- Extracted entries:
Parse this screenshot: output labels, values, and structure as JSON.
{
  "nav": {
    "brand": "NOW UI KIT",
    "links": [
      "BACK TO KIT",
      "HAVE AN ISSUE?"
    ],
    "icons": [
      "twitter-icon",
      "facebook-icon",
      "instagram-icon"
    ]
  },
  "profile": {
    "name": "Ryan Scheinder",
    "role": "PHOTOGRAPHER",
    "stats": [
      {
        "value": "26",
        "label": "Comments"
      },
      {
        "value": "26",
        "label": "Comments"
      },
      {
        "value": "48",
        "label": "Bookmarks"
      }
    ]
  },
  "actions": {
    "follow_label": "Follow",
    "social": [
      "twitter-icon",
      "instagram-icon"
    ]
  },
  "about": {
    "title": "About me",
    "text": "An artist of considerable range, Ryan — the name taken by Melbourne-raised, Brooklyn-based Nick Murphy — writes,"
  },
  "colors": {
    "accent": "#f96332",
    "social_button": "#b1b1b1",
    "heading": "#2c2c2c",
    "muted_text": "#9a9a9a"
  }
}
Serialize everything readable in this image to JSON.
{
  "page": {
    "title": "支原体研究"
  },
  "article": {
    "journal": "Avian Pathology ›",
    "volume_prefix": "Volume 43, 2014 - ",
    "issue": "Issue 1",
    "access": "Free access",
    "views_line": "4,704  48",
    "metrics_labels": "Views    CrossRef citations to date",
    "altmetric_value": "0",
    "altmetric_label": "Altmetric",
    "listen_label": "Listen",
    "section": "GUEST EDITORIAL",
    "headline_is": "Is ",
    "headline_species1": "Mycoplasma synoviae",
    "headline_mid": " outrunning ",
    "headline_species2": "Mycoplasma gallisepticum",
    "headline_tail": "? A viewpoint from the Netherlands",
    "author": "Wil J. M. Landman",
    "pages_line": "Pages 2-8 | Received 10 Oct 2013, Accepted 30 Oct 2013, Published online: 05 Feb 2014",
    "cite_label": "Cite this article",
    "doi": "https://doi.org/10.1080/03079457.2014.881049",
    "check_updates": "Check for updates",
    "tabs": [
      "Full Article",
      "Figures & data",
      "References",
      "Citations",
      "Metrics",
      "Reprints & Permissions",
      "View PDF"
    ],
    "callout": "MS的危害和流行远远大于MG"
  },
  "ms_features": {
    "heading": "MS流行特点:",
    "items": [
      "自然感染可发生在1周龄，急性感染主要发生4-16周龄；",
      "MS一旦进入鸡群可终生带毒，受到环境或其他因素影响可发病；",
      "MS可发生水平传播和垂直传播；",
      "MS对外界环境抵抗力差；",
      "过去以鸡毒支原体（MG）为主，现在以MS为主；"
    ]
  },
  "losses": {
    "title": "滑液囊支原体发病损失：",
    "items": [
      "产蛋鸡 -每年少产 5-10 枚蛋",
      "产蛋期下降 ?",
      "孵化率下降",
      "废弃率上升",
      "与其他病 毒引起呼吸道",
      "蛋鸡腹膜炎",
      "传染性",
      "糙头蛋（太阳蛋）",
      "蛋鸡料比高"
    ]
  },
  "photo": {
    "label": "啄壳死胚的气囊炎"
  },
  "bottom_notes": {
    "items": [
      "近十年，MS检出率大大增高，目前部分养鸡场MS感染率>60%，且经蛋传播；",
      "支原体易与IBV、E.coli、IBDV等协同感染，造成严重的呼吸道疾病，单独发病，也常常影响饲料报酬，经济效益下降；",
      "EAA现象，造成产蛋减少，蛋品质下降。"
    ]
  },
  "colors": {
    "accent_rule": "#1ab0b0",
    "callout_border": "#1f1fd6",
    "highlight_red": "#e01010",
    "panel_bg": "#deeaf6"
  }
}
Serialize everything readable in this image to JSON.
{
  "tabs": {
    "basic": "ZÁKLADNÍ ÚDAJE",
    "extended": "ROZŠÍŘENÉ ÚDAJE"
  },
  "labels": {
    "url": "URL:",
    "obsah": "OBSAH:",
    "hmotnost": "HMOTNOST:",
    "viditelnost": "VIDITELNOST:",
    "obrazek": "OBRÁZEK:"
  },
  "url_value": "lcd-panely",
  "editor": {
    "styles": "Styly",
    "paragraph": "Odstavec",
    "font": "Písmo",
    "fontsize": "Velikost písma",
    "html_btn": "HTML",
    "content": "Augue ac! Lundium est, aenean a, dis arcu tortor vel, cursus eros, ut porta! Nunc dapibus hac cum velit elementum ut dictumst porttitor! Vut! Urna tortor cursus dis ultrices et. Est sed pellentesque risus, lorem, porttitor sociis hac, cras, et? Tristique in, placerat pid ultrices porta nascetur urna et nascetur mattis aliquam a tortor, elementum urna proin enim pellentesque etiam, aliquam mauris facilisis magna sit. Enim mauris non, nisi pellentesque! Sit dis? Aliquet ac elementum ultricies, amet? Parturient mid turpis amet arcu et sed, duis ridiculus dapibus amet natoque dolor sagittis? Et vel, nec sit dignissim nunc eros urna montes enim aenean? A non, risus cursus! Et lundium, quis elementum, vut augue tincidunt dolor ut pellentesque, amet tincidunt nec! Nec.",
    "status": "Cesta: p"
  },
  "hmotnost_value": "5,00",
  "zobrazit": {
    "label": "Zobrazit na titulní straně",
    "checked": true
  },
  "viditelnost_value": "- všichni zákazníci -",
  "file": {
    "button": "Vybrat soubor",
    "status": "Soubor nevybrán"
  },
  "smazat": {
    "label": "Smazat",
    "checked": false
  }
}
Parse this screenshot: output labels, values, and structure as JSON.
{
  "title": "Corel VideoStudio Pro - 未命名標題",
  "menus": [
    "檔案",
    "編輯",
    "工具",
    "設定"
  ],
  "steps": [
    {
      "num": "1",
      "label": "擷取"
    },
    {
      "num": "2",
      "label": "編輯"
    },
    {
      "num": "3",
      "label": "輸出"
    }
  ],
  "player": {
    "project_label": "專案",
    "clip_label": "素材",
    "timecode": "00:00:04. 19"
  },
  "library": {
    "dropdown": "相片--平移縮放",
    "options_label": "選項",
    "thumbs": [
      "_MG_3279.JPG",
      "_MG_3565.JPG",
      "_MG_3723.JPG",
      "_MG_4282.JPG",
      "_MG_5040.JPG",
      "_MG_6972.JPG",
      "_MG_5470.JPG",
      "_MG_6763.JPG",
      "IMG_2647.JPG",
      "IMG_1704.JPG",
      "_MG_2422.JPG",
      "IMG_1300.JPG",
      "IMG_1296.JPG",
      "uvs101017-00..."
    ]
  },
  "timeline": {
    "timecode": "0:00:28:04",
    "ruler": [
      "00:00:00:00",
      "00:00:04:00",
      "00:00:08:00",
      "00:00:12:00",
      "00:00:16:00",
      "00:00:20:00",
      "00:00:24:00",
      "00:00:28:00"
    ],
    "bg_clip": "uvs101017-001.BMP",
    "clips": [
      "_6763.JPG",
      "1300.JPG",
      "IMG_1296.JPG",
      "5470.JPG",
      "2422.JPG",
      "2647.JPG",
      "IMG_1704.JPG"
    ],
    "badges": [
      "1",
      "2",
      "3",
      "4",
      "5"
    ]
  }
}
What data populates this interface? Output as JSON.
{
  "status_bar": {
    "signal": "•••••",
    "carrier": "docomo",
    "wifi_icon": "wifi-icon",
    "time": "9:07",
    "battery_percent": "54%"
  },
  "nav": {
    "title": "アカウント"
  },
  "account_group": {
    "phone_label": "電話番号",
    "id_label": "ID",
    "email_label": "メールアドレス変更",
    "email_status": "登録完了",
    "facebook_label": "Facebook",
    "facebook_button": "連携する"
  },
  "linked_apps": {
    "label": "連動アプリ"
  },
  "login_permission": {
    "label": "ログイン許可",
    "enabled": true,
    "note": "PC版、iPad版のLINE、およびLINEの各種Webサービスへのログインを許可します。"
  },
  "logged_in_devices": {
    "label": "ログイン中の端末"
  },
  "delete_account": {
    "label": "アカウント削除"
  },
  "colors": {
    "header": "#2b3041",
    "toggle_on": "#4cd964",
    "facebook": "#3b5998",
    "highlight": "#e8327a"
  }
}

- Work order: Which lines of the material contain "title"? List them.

- Output for this task:
    "title": "About me",
    "title": "支原体研究"
    "title": "滑液囊支原体发病损失：",
  "title": "Corel VideoStudio Pro - 未命名標題",
    "title": "アカウント"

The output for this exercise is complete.